> _MATERIAL TO PROCESS_:
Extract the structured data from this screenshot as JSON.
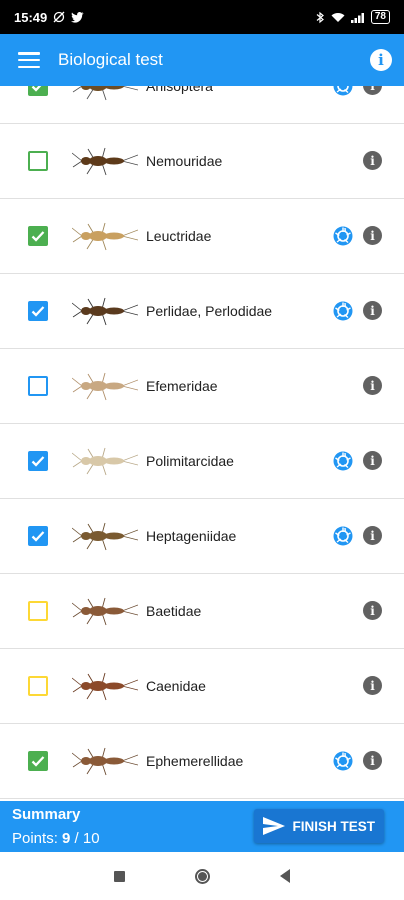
{
  "status_bar": {
    "time": "15:49",
    "battery": "78"
  },
  "app_bar": {
    "title": "Biological test"
  },
  "colors": {
    "primary": "#2196f3",
    "green": "#4caf50",
    "yellow": "#fdd835",
    "grey": "#616161"
  },
  "items": [
    {
      "name": "Anisoptera",
      "checked": true,
      "color": "#4caf50",
      "has_photo": true
    },
    {
      "name": "Nemouridae",
      "checked": false,
      "color": "#4caf50",
      "has_photo": false
    },
    {
      "name": "Leuctridae",
      "checked": true,
      "color": "#4caf50",
      "has_photo": true
    },
    {
      "name": "Perlidae, Perlodidae",
      "checked": true,
      "color": "#2196f3",
      "has_photo": true
    },
    {
      "name": "Efemeridae",
      "checked": false,
      "color": "#2196f3",
      "has_photo": false
    },
    {
      "name": "Polimitarcidae",
      "checked": true,
      "color": "#2196f3",
      "has_photo": true
    },
    {
      "name": "Heptageniidae",
      "checked": true,
      "color": "#2196f3",
      "has_photo": true
    },
    {
      "name": "Baetidae",
      "checked": false,
      "color": "#fdd835",
      "has_photo": false
    },
    {
      "name": "Caenidae",
      "checked": false,
      "color": "#fdd835",
      "has_photo": false
    },
    {
      "name": "Ephemerellidae",
      "checked": true,
      "color": "#4caf50",
      "has_photo": true
    }
  ],
  "summary": {
    "title": "Summary",
    "points_label": "Points: ",
    "points_value": "9",
    "points_sep": " / ",
    "points_total": "10"
  },
  "finish_label": "FINISH TEST"
}
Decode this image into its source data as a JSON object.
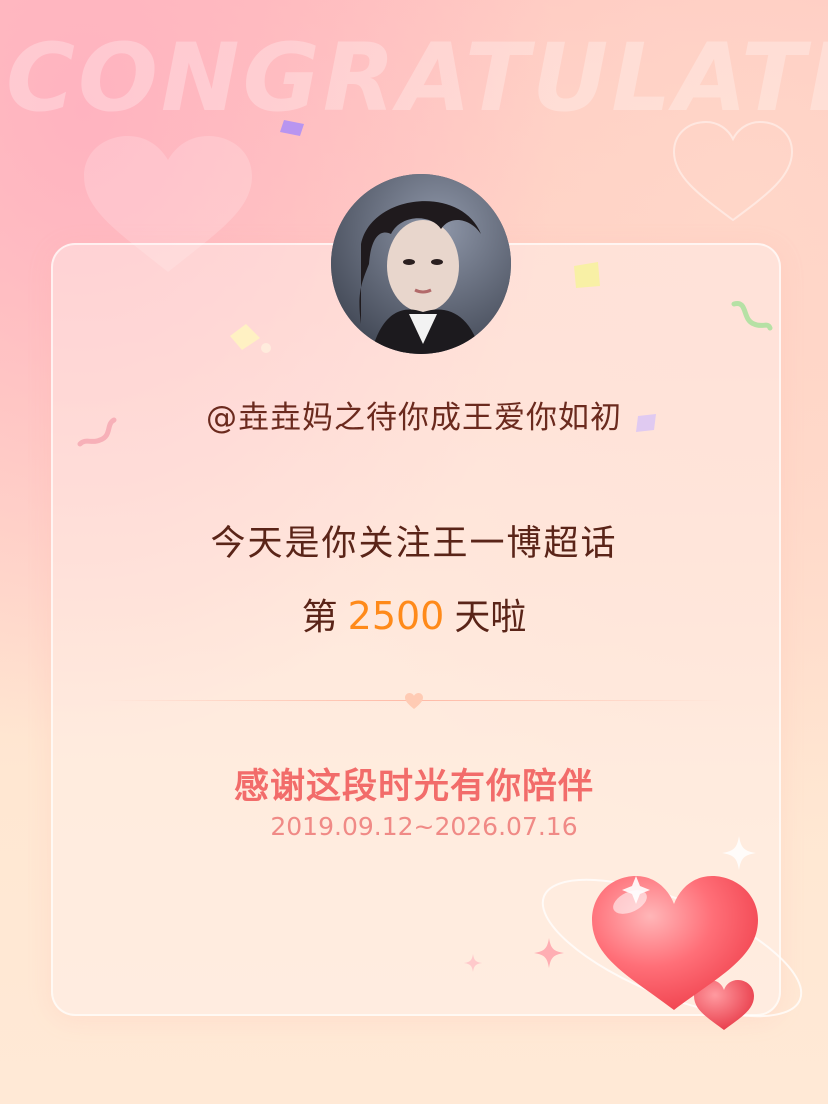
{
  "watermark": "CONGRATULATE",
  "profile": {
    "avatar_alt": "avatar",
    "username": "@垚垚妈之待你成王爱你如初"
  },
  "message": {
    "line1": "今天是你关注王一博超话",
    "line2_prefix": "第",
    "days": "2500",
    "line2_suffix": "天啦"
  },
  "footer": {
    "thanks": "感谢这段时光有你陪伴",
    "date_range": "2019.09.12~2026.07.16"
  },
  "colors": {
    "accent_number": "#ff8a1a",
    "thanks_text": "#f26c6a",
    "primary_text": "#5a2418"
  }
}
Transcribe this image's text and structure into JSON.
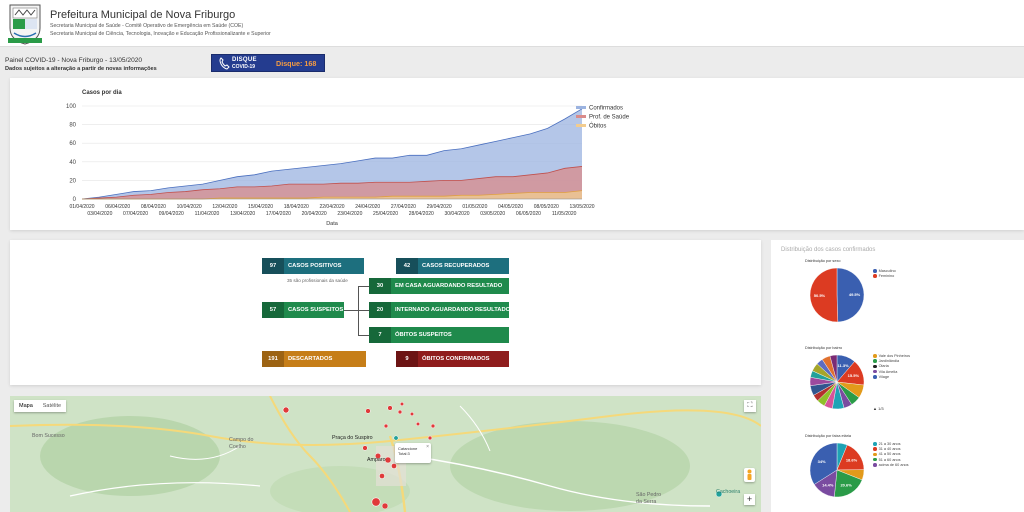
{
  "header": {
    "title": "Prefeitura Municipal de Nova Friburgo",
    "subtitle1": "Secretaria Municipal de Saúde - Comitê Operativo de Emergência em Saúde (COE)",
    "subtitle2": "Secretaria Municipal de Ciência, Tecnologia, Inovação e Educação Profissionalizante e Superior"
  },
  "panel": {
    "title": "Painel COVID-19 - Nova Friburgo - 13/05/2020",
    "note": "Dados sujeitos a alteração a partir de novas informações"
  },
  "disque": {
    "line1": "DISQUE",
    "line2": "COVID-19",
    "number": "Disque: 168",
    "brand_color": "#243c8f",
    "accent_color": "#f59c42"
  },
  "chart_data": {
    "type": "area",
    "title": "Casos por dia",
    "xlabel": "Data",
    "ylabel": "",
    "ylim": [
      0,
      100
    ],
    "yticks": [
      0,
      20,
      40,
      60,
      80,
      100
    ],
    "x_labels_top": [
      "01/04/2020",
      "06/04/2020",
      "08/04/2020",
      "10/04/2020",
      "12/04/2020",
      "15/04/2020",
      "18/04/2020",
      "22/04/2020",
      "24/04/2020",
      "27/04/2020",
      "29/04/2020",
      "01/05/2020",
      "04/05/2020",
      "08/05/2020",
      "13/05/2020"
    ],
    "x_labels_bottom": [
      "03/04/2020",
      "07/04/2020",
      "09/04/2020",
      "11/04/2020",
      "13/04/2020",
      "17/04/2020",
      "20/04/2020",
      "23/04/2020",
      "25/04/2020",
      "28/04/2020",
      "30/04/2020",
      "03/05/2020",
      "06/05/2020",
      "11/05/2020"
    ],
    "legend_position": "top-right",
    "series": [
      {
        "name": "Confirmados",
        "color": "#9bb3e0",
        "values": [
          0,
          2,
          5,
          8,
          9,
          12,
          14,
          16,
          20,
          24,
          26,
          30,
          32,
          34,
          36,
          38,
          41,
          44,
          44,
          47,
          47,
          52,
          54,
          58,
          62,
          66,
          70,
          76,
          86,
          97
        ]
      },
      {
        "name": "Prof. de Saúde",
        "color": "#d98b8b",
        "values": [
          0,
          1,
          2,
          4,
          5,
          7,
          8,
          10,
          11,
          13,
          13,
          14,
          16,
          16,
          16,
          17,
          17,
          18,
          18,
          18,
          19,
          20,
          20,
          22,
          24,
          24,
          26,
          28,
          33,
          35
        ]
      },
      {
        "name": "Óbitos",
        "color": "#f2cc8f",
        "values": [
          0,
          0,
          0,
          0,
          0,
          0,
          0,
          0,
          1,
          1,
          1,
          1,
          1,
          1,
          2,
          2,
          2,
          2,
          3,
          3,
          3,
          3,
          4,
          4,
          5,
          6,
          7,
          7,
          7,
          9
        ]
      }
    ]
  },
  "summary": {
    "positivos": {
      "num": "97",
      "label": "CASOS POSITIVOS"
    },
    "prof_note": "35 são profissionais da saúde",
    "recuperados": {
      "num": "42",
      "label": "CASOS RECUPERADOS"
    },
    "suspeitos": {
      "num": "57",
      "label": "CASOS SUSPEITOS"
    },
    "em_casa": {
      "num": "30",
      "label": "EM CASA AGUARDANDO RESULTADO"
    },
    "internado": {
      "num": "20",
      "label": "INTERNADO AGUARDANDO RESULTADO"
    },
    "obitos_suspeitos": {
      "num": "7",
      "label": "ÓBITOS SUSPEITOS"
    },
    "descartados": {
      "num": "191",
      "label": "DESCARTADOS"
    },
    "obitos_confirmados": {
      "num": "9",
      "label": "ÓBITOS CONFIRMADOS"
    }
  },
  "distribution": {
    "title": "Distribuição dos casos confirmados",
    "sexo": {
      "title": "Distribuição por sexo",
      "legend": [
        "Masculino",
        "Feminino"
      ],
      "colors": [
        "#3a5fb0",
        "#dc3b22"
      ],
      "values": [
        49.5,
        50.5
      ],
      "labels": [
        "49.5%",
        "50.5%"
      ]
    },
    "bairro": {
      "title": "Distribuição por bairro",
      "legend": [
        "Vale dos Pinheiros",
        "Jardinlândia",
        "Olaria",
        "Vila Amelia",
        "Vilage"
      ],
      "legend_colors": [
        "#e29a1b",
        "#2a9b48",
        "#222222",
        "#7a4ba0",
        "#3a5fb0"
      ],
      "page": "1/3",
      "colors": [
        "#3a5fb0",
        "#dc3b22",
        "#e29a1b",
        "#2a9b48",
        "#7a4ba0",
        "#1ea3b5",
        "#d6549a",
        "#8fbf2a",
        "#b3302e",
        "#31558f",
        "#9c4a9e",
        "#22a19a",
        "#a5a52a",
        "#5b6cc2",
        "#e0702f",
        "#7a2b74"
      ],
      "values": [
        11.3,
        15.5,
        8,
        6,
        5,
        7,
        5,
        5,
        4,
        6,
        5,
        4,
        5,
        4,
        5,
        4.2
      ],
      "labels": [
        "11.3%",
        "15.5%"
      ]
    },
    "faixa": {
      "title": "Distribuição por faixa etária",
      "legend": [
        "21 a 30 anos",
        "31 a 40 anos",
        "41 a 50 anos",
        "51 a 60 anos",
        "acima de 60 anos"
      ],
      "colors": [
        "#1ea3b5",
        "#dc3b22",
        "#e29a1b",
        "#2a9b48",
        "#7a4ba0",
        "#3a5fb0"
      ],
      "values": [
        6.2,
        18.6,
        6.2,
        20.6,
        14.4,
        34
      ],
      "labels": [
        "18.6%",
        "20.6%",
        "14.4%",
        "34%"
      ]
    }
  },
  "map": {
    "tabs": [
      "Mapa",
      "Satélite"
    ],
    "places": [
      "Bom Sucesso",
      "Campo do Coelho",
      "Praça do Suspiro",
      "São Pedro da Serra",
      "Cachoeira",
      "Amparo"
    ],
    "tooltip_l1": "Catarcione",
    "tooltip_l2": "Total:3"
  }
}
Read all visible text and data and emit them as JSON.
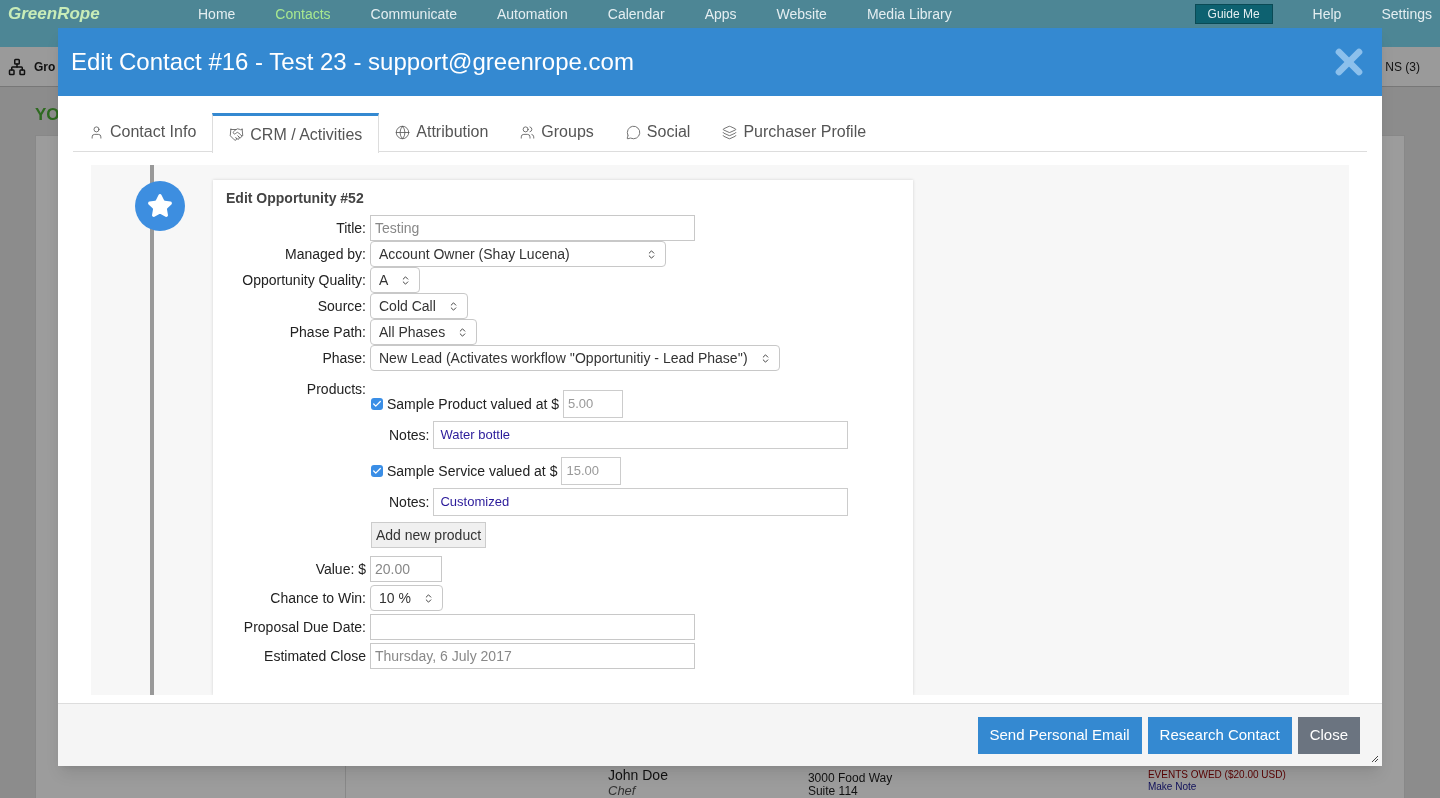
{
  "app_bar": {
    "logo": "GreenRope",
    "nav": [
      {
        "label": "Home",
        "selected": false
      },
      {
        "label": "Contacts",
        "selected": true
      },
      {
        "label": "Communicate",
        "selected": false
      },
      {
        "label": "Automation",
        "selected": false
      },
      {
        "label": "Calendar",
        "selected": false
      },
      {
        "label": "Apps",
        "selected": false
      },
      {
        "label": "Website",
        "selected": false
      },
      {
        "label": "Media Library",
        "selected": false
      }
    ],
    "guide_button": "Guide Me",
    "links": [
      "Help",
      "Settings"
    ]
  },
  "sub_bar": {
    "title": "Gro",
    "right": "NS (3)"
  },
  "page": {
    "heading": "YO",
    "contact": {
      "name": "John Doe",
      "role": "Chef",
      "address": [
        "3000 Food Way",
        "Suite 114"
      ],
      "owed": "EVENTS OWED ($20.00 USD)",
      "note_link": "Make Note"
    }
  },
  "modal": {
    "title": "Edit Contact #16 - Test 23 - support@greenrope.com",
    "tabs": [
      {
        "label": "Contact Info",
        "selected": false
      },
      {
        "label": "CRM / Activities",
        "selected": true
      },
      {
        "label": "Attribution",
        "selected": false
      },
      {
        "label": "Groups",
        "selected": false
      },
      {
        "label": "Social",
        "selected": false
      },
      {
        "label": "Purchaser Profile",
        "selected": false
      }
    ],
    "opportunity": {
      "title": "Edit Opportunity #52",
      "fields": [
        {
          "label": "Title:",
          "kind": "text",
          "value": "Testing"
        },
        {
          "label": "Managed by:",
          "kind": "wide-select",
          "value": "Account Owner (Shay Lucena)"
        },
        {
          "label": "Opportunity Quality:",
          "kind": "select",
          "value": "A"
        },
        {
          "label": "Source:",
          "kind": "select",
          "value": "Cold Call"
        },
        {
          "label": "Phase Path:",
          "kind": "select",
          "value": "All Phases"
        },
        {
          "label": "Phase:",
          "kind": "select",
          "value": "New Lead (Activates workflow ''Opportunitiy - Lead Phase'')"
        }
      ],
      "products": {
        "label": "Products:",
        "items": [
          {
            "label": "Sample Product valued at $",
            "checked": true,
            "price": "5.00",
            "notes_label": "Notes:",
            "notes": "Water bottle"
          },
          {
            "label": "Sample Service valued at $",
            "checked": true,
            "price": "15.00",
            "notes_label": "Notes:",
            "notes": "Customized"
          }
        ],
        "add_button": "Add new product"
      },
      "more_fields": [
        {
          "label": "Value: $",
          "kind": "amount",
          "value": "20.00"
        },
        {
          "label": "Chance to Win:",
          "kind": "select",
          "value": "10 %"
        },
        {
          "label": "Proposal Due Date:",
          "kind": "text"
        },
        {
          "label": "Estimated Close",
          "kind": "text",
          "value": "Thursday, 6 July 2017"
        }
      ]
    }
  },
  "footer": {
    "buttons": [
      {
        "label": "Send Personal Email",
        "kind": "primary"
      },
      {
        "label": "Research Contact",
        "kind": "primary"
      },
      {
        "label": "Close",
        "kind": "secondary"
      }
    ]
  }
}
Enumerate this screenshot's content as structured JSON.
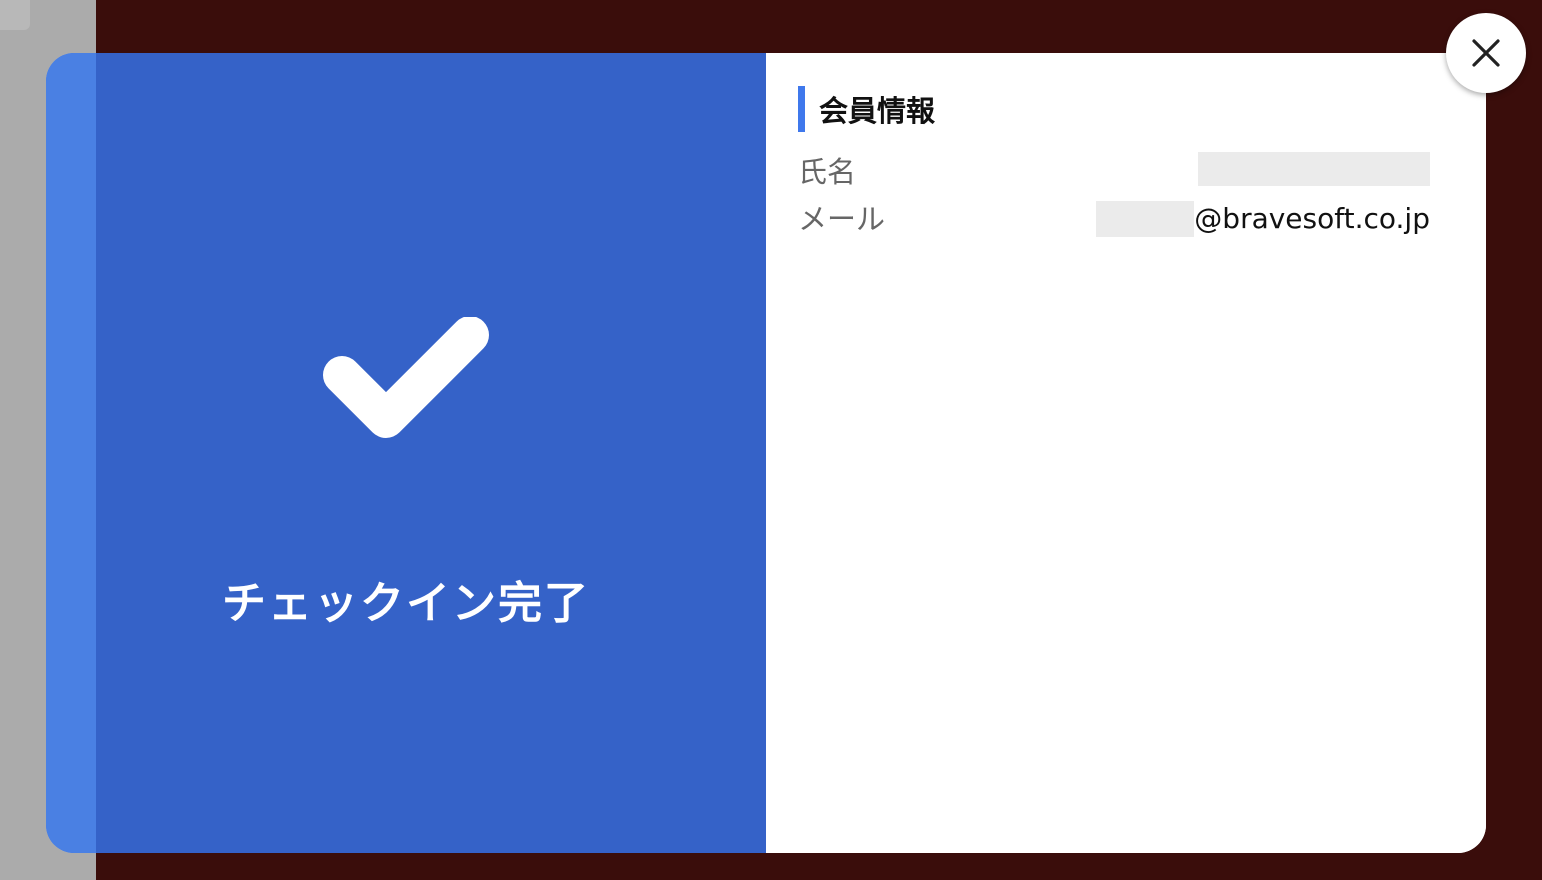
{
  "left_panel": {
    "icon": "checkmark-icon",
    "status_text": "チェックイン完了"
  },
  "member_info": {
    "title": "会員情報",
    "name_label": "氏名",
    "name_value": "",
    "email_label": "メール",
    "email_domain": "@bravesoft.co.jp"
  },
  "close_button": {
    "icon": "close-icon"
  },
  "colors": {
    "panel_blue": "#3562c8",
    "accent_blue": "#3f78ec",
    "backdrop": "#3a0d0b"
  }
}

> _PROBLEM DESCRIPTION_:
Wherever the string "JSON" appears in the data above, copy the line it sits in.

> _OUTPUT FOR THIS EXERCISE_:
Extract the structured data from this screenshot as JSON.
Decode this image into its source data as a JSON object.
Transcribe this image's text and structure into JSON.
Read all visible text and data and emit them as JSON.
Enumerate this screenshot's content as structured JSON.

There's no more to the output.